Segment Start: Stored data

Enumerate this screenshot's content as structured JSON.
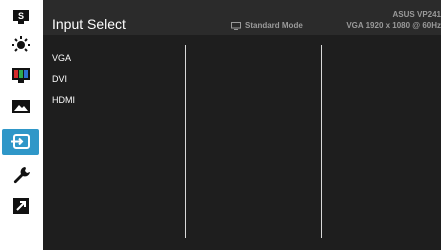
{
  "sidebar": {
    "items": [
      {
        "icon": "splendid-icon",
        "label": "S"
      },
      {
        "icon": "blue-light-filter-icon"
      },
      {
        "icon": "color-icon"
      },
      {
        "icon": "image-icon"
      },
      {
        "icon": "input-select-icon",
        "active": true
      },
      {
        "icon": "system-setup-icon"
      },
      {
        "icon": "shortcut-icon"
      }
    ]
  },
  "header": {
    "title": "Input Select",
    "mode": "Standard Mode",
    "model": "ASUS VP241",
    "signal": "VGA 1920 x 1080 @ 60Hz"
  },
  "menu": {
    "options": [
      "VGA",
      "DVI",
      "HDMI"
    ]
  },
  "colors": {
    "panel_bg": "#1e1e1e",
    "header_bg": "#2b2b2b",
    "active_highlight": "#2f97c8",
    "text": "#ffffff",
    "muted_text": "#9a9a9a"
  }
}
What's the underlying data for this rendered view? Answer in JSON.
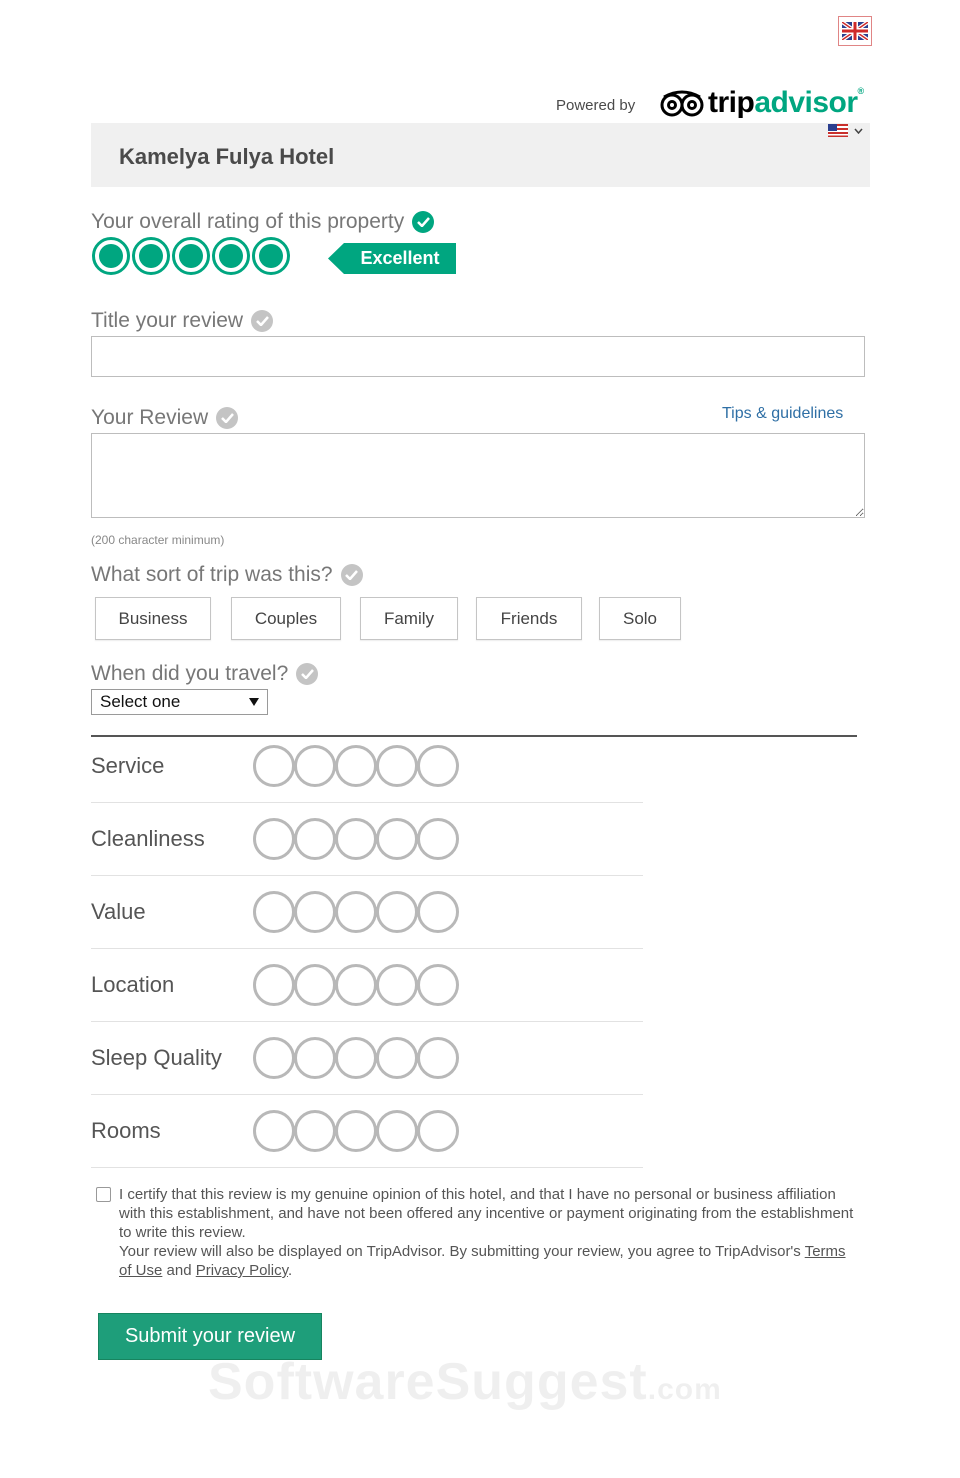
{
  "header": {
    "powered_by": "Powered by",
    "brand_part1": "trip",
    "brand_part2": "advisor",
    "brand_mark": "®",
    "language_flag": "uk-flag-icon",
    "locale_flag": "us-flag-icon"
  },
  "hotel": {
    "name": "Kamelya Fulya Hotel"
  },
  "overall": {
    "label": "Your overall rating of this property",
    "rating": 5,
    "max": 5,
    "tag": "Excellent"
  },
  "title_field": {
    "label": "Title your review",
    "value": ""
  },
  "review_field": {
    "label": "Your Review",
    "tips_link": "Tips & guidelines",
    "value": "",
    "minimum_note": "(200 character minimum)"
  },
  "trip_type": {
    "label": "What sort of trip was this?",
    "options": [
      "Business",
      "Couples",
      "Family",
      "Friends",
      "Solo"
    ]
  },
  "travel_date": {
    "label": "When did you travel?",
    "selected": "Select one"
  },
  "ratings": [
    {
      "name": "Service",
      "value": 0
    },
    {
      "name": "Cleanliness",
      "value": 0
    },
    {
      "name": "Value",
      "value": 0
    },
    {
      "name": "Location",
      "value": 0
    },
    {
      "name": "Sleep Quality",
      "value": 0
    },
    {
      "name": "Rooms",
      "value": 0
    }
  ],
  "certify": {
    "checked": false,
    "text_1": "I certify that this review is my genuine opinion of this hotel, and that I have no personal or business affiliation with this establishment, and have not been offered any incentive or payment originating from the establishment to write this review.",
    "text_2": "Your review will also be displayed on TripAdvisor. By submitting your review, you agree to TripAdvisor's",
    "terms_link": "Terms of Use",
    "and": "and",
    "privacy_link": "Privacy Policy",
    "end": "."
  },
  "submit_label": "Submit your review",
  "watermark": {
    "main": "SoftwareSuggest",
    "suffix": ".com"
  },
  "colors": {
    "brand_green": "#00a680",
    "submit_green": "#1e9e7a",
    "link_blue": "#2f6fa5"
  }
}
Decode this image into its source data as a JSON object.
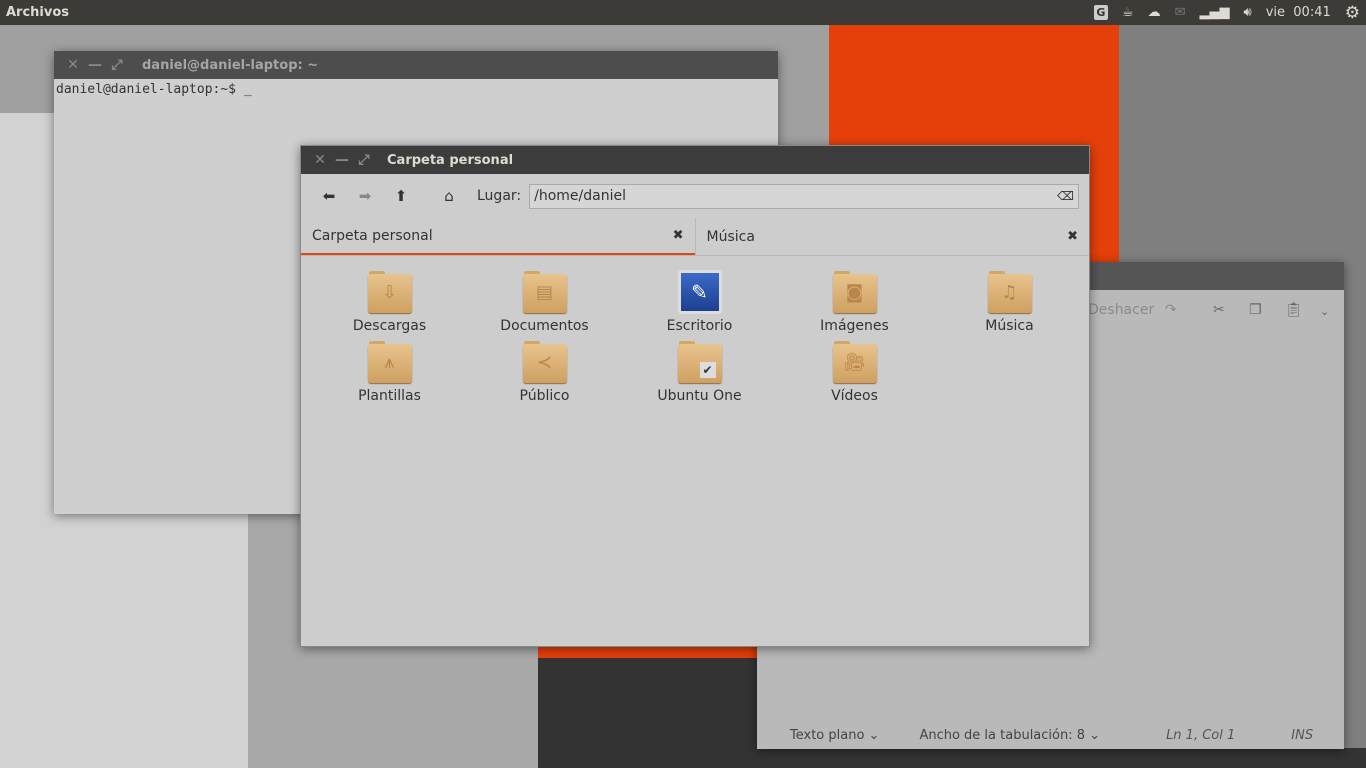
{
  "panel": {
    "title": "Archivos",
    "indicators": [
      "G",
      "coffee-icon",
      "cloud-icon",
      "mail-icon",
      "network-icon",
      "volume-icon"
    ],
    "day": "vie",
    "time": "00:41"
  },
  "terminal": {
    "title": "daniel@daniel-laptop: ~",
    "prompt": "daniel@daniel-laptop:~$ _"
  },
  "file_manager": {
    "title": "Carpeta personal",
    "location_label": "Lugar:",
    "location_value": "/home/daniel",
    "tabs": [
      {
        "label": "Carpeta personal",
        "active": true
      },
      {
        "label": "Música",
        "active": false
      }
    ],
    "items": [
      {
        "label": "Descargas",
        "icon": "download"
      },
      {
        "label": "Documentos",
        "icon": "document"
      },
      {
        "label": "Escritorio",
        "icon": "desktop"
      },
      {
        "label": "Imágenes",
        "icon": "camera"
      },
      {
        "label": "Música",
        "icon": "music"
      },
      {
        "label": "Plantillas",
        "icon": "compass"
      },
      {
        "label": "Público",
        "icon": "share"
      },
      {
        "label": "Ubuntu One",
        "icon": "check"
      },
      {
        "label": "Vídeos",
        "icon": "film"
      }
    ]
  },
  "editor": {
    "undo_label": "Deshacer",
    "language": "Texto plano",
    "tab_width_label": "Ancho de la tabulación:",
    "tab_width": "8",
    "position": "Ln 1, Col 1",
    "mode": "INS"
  },
  "colors": {
    "accent": "#dd4814",
    "panel": "#3c3b37"
  }
}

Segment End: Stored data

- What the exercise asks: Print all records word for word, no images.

- Task answer:
Enumerate this screenshot's content as structured JSON.
{
  "sidebar": {
    "items": [
      {
        "icon": "splendid-icon",
        "label": "S"
      },
      {
        "icon": "blue-light-filter-icon"
      },
      {
        "icon": "color-icon"
      },
      {
        "icon": "image-icon"
      },
      {
        "icon": "input-select-icon",
        "active": true
      },
      {
        "icon": "system-setup-icon"
      },
      {
        "icon": "shortcut-icon"
      }
    ]
  },
  "header": {
    "title": "Input Select",
    "mode": "Standard Mode",
    "model": "ASUS VP241",
    "signal": "VGA 1920 x 1080 @ 60Hz"
  },
  "menu": {
    "options": [
      "VGA",
      "DVI",
      "HDMI"
    ]
  },
  "colors": {
    "panel_bg": "#1e1e1e",
    "header_bg": "#2b2b2b",
    "active_highlight": "#2f97c8",
    "text": "#ffffff",
    "muted_text": "#9a9a9a"
  }
}
What's the underlying data for this rendered view? Answer in JSON.
{
  "header": {
    "powered_by": "Powered by",
    "brand_part1": "trip",
    "brand_part2": "advisor",
    "brand_mark": "®",
    "language_flag": "uk-flag-icon",
    "locale_flag": "us-flag-icon"
  },
  "hotel": {
    "name": "Kamelya Fulya Hotel"
  },
  "overall": {
    "label": "Your overall rating of this property",
    "rating": 5,
    "max": 5,
    "tag": "Excellent"
  },
  "title_field": {
    "label": "Title your review",
    "value": ""
  },
  "review_field": {
    "label": "Your Review",
    "tips_link": "Tips & guidelines",
    "value": "",
    "minimum_note": "(200 character minimum)"
  },
  "trip_type": {
    "label": "What sort of trip was this?",
    "options": [
      "Business",
      "Couples",
      "Family",
      "Friends",
      "Solo"
    ]
  },
  "travel_date": {
    "label": "When did you travel?",
    "selected": "Select one"
  },
  "ratings": [
    {
      "name": "Service",
      "value": 0
    },
    {
      "name": "Cleanliness",
      "value": 0
    },
    {
      "name": "Value",
      "value": 0
    },
    {
      "name": "Location",
      "value": 0
    },
    {
      "name": "Sleep Quality",
      "value": 0
    },
    {
      "name": "Rooms",
      "value": 0
    }
  ],
  "certify": {
    "checked": false,
    "text_1": "I certify that this review is my genuine opinion of this hotel, and that I have no personal or business affiliation with this establishment, and have not been offered any incentive or payment originating from the establishment to write this review.",
    "text_2": "Your review will also be displayed on TripAdvisor. By submitting your review, you agree to TripAdvisor's",
    "terms_link": "Terms of Use",
    "and": "and",
    "privacy_link": "Privacy Policy",
    "end": "."
  },
  "submit_label": "Submit your review",
  "watermark": {
    "main": "SoftwareSuggest",
    "suffix": ".com"
  },
  "colors": {
    "brand_green": "#00a680",
    "submit_green": "#1e9e7a",
    "link_blue": "#2f6fa5"
  }
}
Decode this image into its source data as a JSON object.
{
  "panel": {
    "title": "Archivos",
    "indicators": [
      "G",
      "coffee-icon",
      "cloud-icon",
      "mail-icon",
      "network-icon",
      "volume-icon"
    ],
    "day": "vie",
    "time": "00:41"
  },
  "terminal": {
    "title": "daniel@daniel-laptop: ~",
    "prompt": "daniel@daniel-laptop:~$ _"
  },
  "file_manager": {
    "title": "Carpeta personal",
    "location_label": "Lugar:",
    "location_value": "/home/daniel",
    "tabs": [
      {
        "label": "Carpeta personal",
        "active": true
      },
      {
        "label": "Música",
        "active": false
      }
    ],
    "items": [
      {
        "label": "Descargas",
        "icon": "download"
      },
      {
        "label": "Documentos",
        "icon": "document"
      },
      {
        "label": "Escritorio",
        "icon": "desktop"
      },
      {
        "label": "Imágenes",
        "icon": "camera"
      },
      {
        "label": "Música",
        "icon": "music"
      },
      {
        "label": "Plantillas",
        "icon": "compass"
      },
      {
        "label": "Público",
        "icon": "share"
      },
      {
        "label": "Ubuntu One",
        "icon": "check"
      },
      {
        "label": "Vídeos",
        "icon": "film"
      }
    ]
  },
  "editor": {
    "undo_label": "Deshacer",
    "language": "Texto plano",
    "tab_width_label": "Ancho de la tabulación:",
    "tab_width": "8",
    "position": "Ln 1, Col 1",
    "mode": "INS"
  },
  "colors": {
    "accent": "#dd4814",
    "panel": "#3c3b37"
  }
}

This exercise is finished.